- **YOUR OBJECTIVE**
Repeat the records in full and exactly, omitting pictures.

Entries from a dataset of interfaces:
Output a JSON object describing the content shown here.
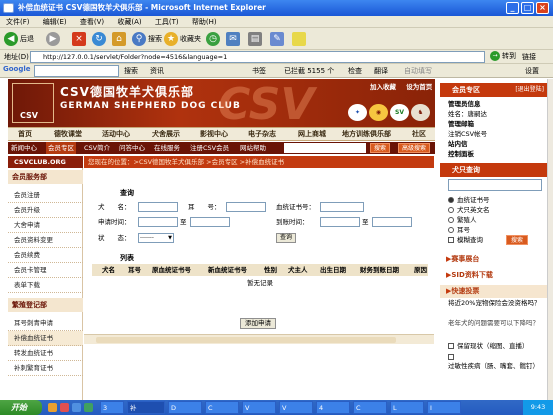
{
  "window": {
    "title": "补偿血统证书 CSV德国牧羊犬俱乐部 - Microsoft Internet Explorer"
  },
  "menu": [
    "文件(F)",
    "编辑(E)",
    "查看(V)",
    "收藏(A)",
    "工具(T)",
    "帮助(H)"
  ],
  "toolbar": {
    "back": "后退",
    "search": "搜索",
    "favorites": "收藏夹",
    "go": "转到",
    "links": "链接"
  },
  "address": {
    "label": "地址(D)",
    "url": "http://127.0.0.1/servlet/Folder?node=4516&language=1"
  },
  "googlebar": {
    "label": "Google",
    "search": "搜索",
    "news": "资讯",
    "bookmarks": "书签",
    "blocked": "已拦截 5155 个",
    "check": "检查",
    "translate": "翻译",
    "fill": "自动填写",
    "settings": "设置"
  },
  "site": {
    "brand_cn": "CSV德国牧羊犬俱乐部",
    "brand_en": "GERMAN SHEPHERD DOG CLUB",
    "logo_text": "CSV",
    "header_links": [
      "加入收藏",
      "设为首页"
    ]
  },
  "nav_main": [
    "首页",
    "德牧课堂",
    "活动中心",
    "犬舍展示",
    "影视中心",
    "电子杂志",
    "网上商城",
    "地方训练俱乐部",
    "社区"
  ],
  "nav_sub": [
    "新闻中心",
    "会员专区",
    "CSV简介",
    "问答中心",
    "在线服务",
    "注册CSV会员",
    "网站帮助"
  ],
  "nav_sub_buttons": [
    "搜索",
    "高级搜索"
  ],
  "sidebar": {
    "header": "CSVCLUB.ORG",
    "section1": "会员服务部",
    "items1": [
      "会员注册",
      "会员升级",
      "大舍申请",
      "会员资料变更",
      "会员续费",
      "会员卡管理",
      "表单下载"
    ],
    "section2": "繁殖登记部",
    "items2": [
      "耳号刺青申请",
      "补偿血统证书",
      "转发血统证书",
      "补刺繁育证书"
    ]
  },
  "breadcrumb": "您现在的位置：>CSV德国牧羊犬俱乐部 >会员专区 >补偿血统证书",
  "query": {
    "title": "查询",
    "name": "犬　　名：",
    "ear": "耳　　号：",
    "cert": "血统证书号：",
    "apply_time": "申请时间：",
    "to1": "至",
    "arrive_time": "到账时间：",
    "to2": "至",
    "status": "状　　态：",
    "status_value": "-------",
    "btn": "查询"
  },
  "list": {
    "label": "列表",
    "headers": [
      "犬名",
      "耳号",
      "原血统证书号",
      "新血统证书号",
      "性别",
      "犬主人",
      "出生日期",
      "财务到账日期",
      "原因"
    ],
    "empty": "暂无记录",
    "add": "添加申请"
  },
  "rpanel": {
    "member_head": "会员专区",
    "logout": "[退出登陆]",
    "member_items": [
      "管理员信息",
      "姓名：唐嗣达",
      "管理邮箱",
      "注销CSV帐号",
      "站内信",
      "控制面板"
    ],
    "search_head": "犬只查询",
    "search_options": [
      "血统证书号",
      "犬只英文名",
      "繁殖人",
      "耳号",
      "模糊查询"
    ],
    "search_btn": "搜索",
    "sub1": "赛事展台",
    "sub2": "SID资料下载",
    "vote_head": "快速投票",
    "vote_q": "将近20%宠物保险会没资格吗？",
    "vote_q2": "老年犬的问题需要可以下降吗？",
    "vote_opts": [
      "保留现状（缩图、直播）",
      "过敏性疾病（肠、嘴套、髋钉）"
    ]
  },
  "taskbar": {
    "start": "开始",
    "tasks": [
      "3",
      "补",
      "D",
      "C",
      "V",
      "V",
      "4",
      "C",
      "L",
      "I"
    ],
    "clock": "9:43"
  },
  "colors": {
    "brand_red": "#8a1e0a",
    "accent_orange": "#c4390d",
    "ie_blue": "#245bc0"
  }
}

- **YOUR RESPONSE**
Output a JSON object describing the content shown here.
{
  "window": {
    "title": "补偿血统证书 CSV德国牧羊犬俱乐部 - Microsoft Internet Explorer"
  },
  "menu": [
    "文件(F)",
    "编辑(E)",
    "查看(V)",
    "收藏(A)",
    "工具(T)",
    "帮助(H)"
  ],
  "toolbar": {
    "back": "后退",
    "search": "搜索",
    "favorites": "收藏夹",
    "go": "转到",
    "links": "链接"
  },
  "address": {
    "label": "地址(D)",
    "url": "http://127.0.0.1/servlet/Folder?node=4516&language=1"
  },
  "googlebar": {
    "label": "Google",
    "search": "搜索",
    "news": "资讯",
    "bookmarks": "书签",
    "blocked": "已拦截 5155 个",
    "check": "检查",
    "translate": "翻译",
    "fill": "自动填写",
    "settings": "设置"
  },
  "site": {
    "brand_cn": "CSV德国牧羊犬俱乐部",
    "brand_en": "GERMAN SHEPHERD DOG CLUB",
    "logo_text": "CSV",
    "header_links": [
      "加入收藏",
      "设为首页"
    ]
  },
  "nav_main": [
    "首页",
    "德牧课堂",
    "活动中心",
    "犬舍展示",
    "影视中心",
    "电子杂志",
    "网上商城",
    "地方训练俱乐部",
    "社区"
  ],
  "nav_sub": [
    "新闻中心",
    "会员专区",
    "CSV简介",
    "问答中心",
    "在线服务",
    "注册CSV会员",
    "网站帮助"
  ],
  "nav_sub_buttons": [
    "搜索",
    "高级搜索"
  ],
  "sidebar": {
    "header": "CSVCLUB.ORG",
    "section1": "会员服务部",
    "items1": [
      "会员注册",
      "会员升级",
      "大舍申请",
      "会员资料变更",
      "会员续费",
      "会员卡管理",
      "表单下载"
    ],
    "section2": "繁殖登记部",
    "items2": [
      "耳号刺青申请",
      "补偿血统证书",
      "转发血统证书",
      "补刺繁育证书"
    ]
  },
  "breadcrumb": "您现在的位置：>CSV德国牧羊犬俱乐部 >会员专区 >补偿血统证书",
  "query": {
    "title": "查询",
    "name": "犬　　名：",
    "ear": "耳　　号：",
    "cert": "血统证书号：",
    "apply_time": "申请时间：",
    "to1": "至",
    "arrive_time": "到账时间：",
    "to2": "至",
    "status": "状　　态：",
    "status_value": "-------",
    "btn": "查询"
  },
  "list": {
    "label": "列表",
    "headers": [
      "犬名",
      "耳号",
      "原血统证书号",
      "新血统证书号",
      "性别",
      "犬主人",
      "出生日期",
      "财务到账日期",
      "原因"
    ],
    "empty": "暂无记录",
    "add": "添加申请"
  },
  "rpanel": {
    "member_head": "会员专区",
    "logout": "[退出登陆]",
    "member_items": [
      "管理员信息",
      "姓名：唐嗣达",
      "管理邮箱",
      "注销CSV帐号",
      "站内信",
      "控制面板"
    ],
    "search_head": "犬只查询",
    "search_options": [
      "血统证书号",
      "犬只英文名",
      "繁殖人",
      "耳号",
      "模糊查询"
    ],
    "search_btn": "搜索",
    "sub1": "赛事展台",
    "sub2": "SID资料下载",
    "vote_head": "快速投票",
    "vote_q": "将近20%宠物保险会没资格吗？",
    "vote_q2": "老年犬的问题需要可以下降吗？",
    "vote_opts": [
      "保留现状（缩图、直播）",
      "过敏性疾病（肠、嘴套、髋钉）"
    ]
  },
  "taskbar": {
    "start": "开始",
    "tasks": [
      "3",
      "补",
      "D",
      "C",
      "V",
      "V",
      "4",
      "C",
      "L",
      "I"
    ],
    "clock": "9:43"
  },
  "colors": {
    "brand_red": "#8a1e0a",
    "accent_orange": "#c4390d",
    "ie_blue": "#245bc0"
  }
}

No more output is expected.